This personal evaluation is submitted with a view to enlightening the reader as to how I perceive myself - my life, my passions, accomplishments, unfulfilled dreams and not least of all, new paths I would like to tread and explore to the fullest of my abilities.

Born the eldest in a family of four boys, the role model I had to play was instilled in me from tender years by my late father. Testimony of my fulfillment is best illustrated by the fact that I paved the way through medical college for all three of my siblings to follow suit. With the benefit of hindsight, I now realise that, amongst my passions, the urge to impart knowledge has always been there. I am poorer for the fact that this yearning has been relatively dormant and subservient to the demands of university studies, career progression, professional pursuits and family. I take comfort in the knowledge that notwithstanding these counter demands, I have always been there for my fellow medical students, my staff at whatever position I have held and generally anyone who could benefit from years of experience and accumulated knowledge.

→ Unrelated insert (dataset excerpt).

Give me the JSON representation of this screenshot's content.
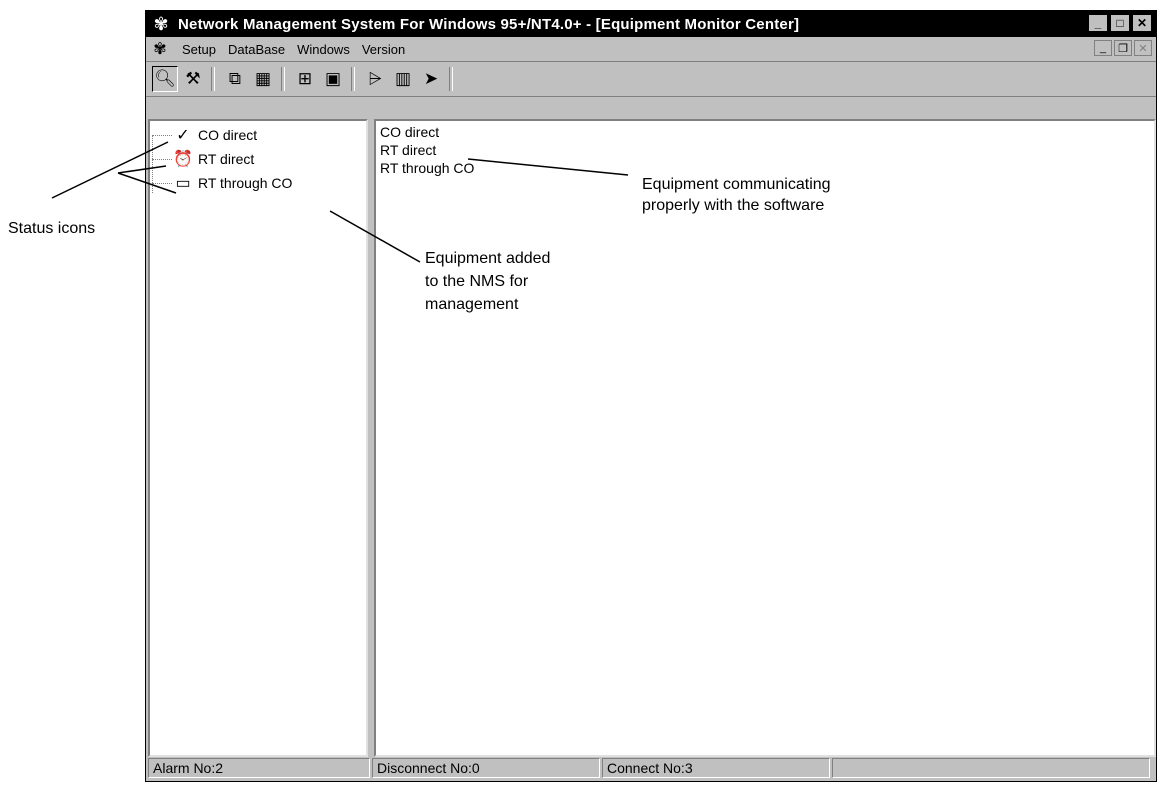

An early call to military aviation relented to a greater call to medicine. Post medical graduation saw me enlist in the Malaysian Army to which I am ever grateful for the measure of discipline it inculcated in me. Even in those early years, whether in the jungles and remote kampongs of Malaysia or on board a Navy ship in Pacific waters, I always took the opportunity to educate people on how best to look after their health under trying conditions.

My first encounter with tertiary medical education was a 2-year stint with University Malaya as lecturer in anatomy. Much as I enjoyed this appointment the reality was that I needed professional qualification in surgery to see my career through to its rightful conclusion. The time spent in Ireland as Registrar while studying for the professional examination was one of revelation in the spectrum of absorbing knowledge and imparting the same. Post Fellowship graduation and on return to Malaysia, I wasted no time in preparing aspirants for the Part 1 FRACS of the Course and involved myself with assisting the College of Surgeons accordingly.

Beyond the operation theatre and clinics, the focus of my talks, discussions and debates has invariably revolved around the surgical management of patients. Now in my mid-sixties and unshackled from all the extraneous demands of life, I seek the opportunity to fully realise the foremost of passions in my life. I see the return to teaching at tertiary medical education as fulfillment of a long held aspiration.